“The McKimmon Center is oftentimes a face for the university. People come and engage at McKimmon but don’t always visit the rest of the campus. Helping the folks at the McKimmon Center strengthen their presence is really important for them and the students engaged in the course,” says Rider.
The course isn’t without its challenges. McKimmon, which was originally built in 1976, includes a number of large, open rooms without a lot of daylight due to their use for classes and meetings with audiovisual display needs. The course brings together students from civil engineering, the environmental sciences, and design and architecture. Rider and Bowen lead a number of team-building exercises and icebreakers to get these groups on the same page. “We ask students to give us three myths or stereotypes about each group, including themselves. Once they vocalize some of the myths about themselves and the others, they realize how ridiculous some of the baggage they bring in to these collaborations is about other disciplines, and we ask them to leave those preconceived notions at the door,” says Rider.

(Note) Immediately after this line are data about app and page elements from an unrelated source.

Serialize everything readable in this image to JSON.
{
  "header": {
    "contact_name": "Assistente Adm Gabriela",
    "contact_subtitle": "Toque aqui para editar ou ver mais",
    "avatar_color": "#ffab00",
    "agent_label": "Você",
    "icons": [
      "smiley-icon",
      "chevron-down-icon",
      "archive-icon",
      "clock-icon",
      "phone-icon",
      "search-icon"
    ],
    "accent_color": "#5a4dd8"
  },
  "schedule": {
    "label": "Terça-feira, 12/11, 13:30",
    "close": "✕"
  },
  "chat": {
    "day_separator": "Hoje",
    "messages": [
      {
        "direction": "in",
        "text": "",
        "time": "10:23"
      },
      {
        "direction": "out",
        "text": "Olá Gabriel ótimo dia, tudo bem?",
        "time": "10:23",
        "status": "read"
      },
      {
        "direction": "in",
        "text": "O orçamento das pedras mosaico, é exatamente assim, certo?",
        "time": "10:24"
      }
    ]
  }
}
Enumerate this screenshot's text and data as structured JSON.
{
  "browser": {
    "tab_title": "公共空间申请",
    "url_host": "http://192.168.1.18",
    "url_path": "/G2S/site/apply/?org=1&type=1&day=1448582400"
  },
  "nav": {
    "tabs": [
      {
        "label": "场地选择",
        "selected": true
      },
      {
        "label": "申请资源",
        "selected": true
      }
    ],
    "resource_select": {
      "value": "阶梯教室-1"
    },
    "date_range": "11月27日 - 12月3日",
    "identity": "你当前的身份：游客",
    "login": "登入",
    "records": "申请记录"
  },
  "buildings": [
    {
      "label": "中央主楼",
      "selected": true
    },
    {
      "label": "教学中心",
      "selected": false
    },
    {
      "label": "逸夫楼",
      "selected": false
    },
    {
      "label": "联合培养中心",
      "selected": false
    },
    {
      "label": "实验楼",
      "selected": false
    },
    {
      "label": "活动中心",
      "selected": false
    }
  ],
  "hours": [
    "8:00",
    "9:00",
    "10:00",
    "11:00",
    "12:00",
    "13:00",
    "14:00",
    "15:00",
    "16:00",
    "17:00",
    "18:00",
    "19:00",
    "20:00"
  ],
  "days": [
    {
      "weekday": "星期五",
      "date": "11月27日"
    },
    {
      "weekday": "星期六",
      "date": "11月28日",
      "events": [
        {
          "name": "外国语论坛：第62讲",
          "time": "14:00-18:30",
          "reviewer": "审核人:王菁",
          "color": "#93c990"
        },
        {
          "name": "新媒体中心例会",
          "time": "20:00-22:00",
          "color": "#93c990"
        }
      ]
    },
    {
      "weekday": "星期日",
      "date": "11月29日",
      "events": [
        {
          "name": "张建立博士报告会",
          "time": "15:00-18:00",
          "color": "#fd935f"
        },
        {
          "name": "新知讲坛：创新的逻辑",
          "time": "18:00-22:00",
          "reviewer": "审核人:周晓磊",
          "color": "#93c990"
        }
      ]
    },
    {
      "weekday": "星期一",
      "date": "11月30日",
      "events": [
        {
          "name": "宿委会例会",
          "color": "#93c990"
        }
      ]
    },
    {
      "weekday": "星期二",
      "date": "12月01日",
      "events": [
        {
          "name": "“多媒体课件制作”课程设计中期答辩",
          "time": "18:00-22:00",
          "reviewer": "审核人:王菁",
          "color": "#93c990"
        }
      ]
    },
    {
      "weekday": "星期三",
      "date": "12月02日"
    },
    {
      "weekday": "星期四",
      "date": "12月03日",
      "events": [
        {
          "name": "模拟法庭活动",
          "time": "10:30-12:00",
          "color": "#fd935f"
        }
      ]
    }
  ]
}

“Once [students] vocalize some of the myths about themselves and the others, they realize how ridiculous some of the baggage they bring in to these collaborations is about other disciplines, and we ask them to leave those preconceived notions at the door.”
This cross-disciplinary collaboration isn’t common. Allison Menius [B.Arch ’17], who participated in last year’s LEED Lab, said, “Even though I will be entering into a profession where I will work with these individuals (students from engineering and natural resources) on a regular basis, there are not many opportunities in school to make those connections and work collaboratively.”
The expected outcome, if last fall’s class is any indication, will be an even stronger analysis of each building. “Across three main fields of study—architecture, engineering, and environmental science—every angle of each of [Talley’s] weaknesses was analyzed and discussed, leading to innovative and unique solutions,” says Madison Bose (M.Arch student).
In addition, facilities employees work with the students to gather the data needed. “Our division [the McKimmon Center for Extension and Continuing Education] mostly serves working professionals and those who may be looking at changing jobs. We don’t have as much access to degree-seeking students, so it’s a great opportunity for us to work with students and involve them in what we do,” says Chip Futrell, CPP Director for Continuing & Professional Education.
Bowen, who has held a position in facilities for many years, observed a great deal of growth in last year’s student group as they worked with Talley: “My number one takeaway for students is how to work professionally with a client and to observe deadlines. The primary client for this course was campus enterprises and facilities division; recommendations were made to both clients, and the students needed to learn to own the project and interact professionally. They were challenged to be the experts and make recommendations; however, in this case, they were experts and were challenged to be consultants.”
By the end of the fall semester, the new crop of students will have analyzed the McKimmon Center—its strengths, as well as gaps that must be addressed to attain LEED O+M certification. Once these baselines are established, students will suggest tactics or strategies to meet LEED thresholds.
“These students, who have fundamentally similar interests, come together from drastically different perspectives or approaches and pull it all together to apply their collective knowledge in a real-world setting that impacts their environment, their home here at NC State,” says Rider. “They get so excited, and they’re so dedicated to what they are trying to find, because they know it has real impact.”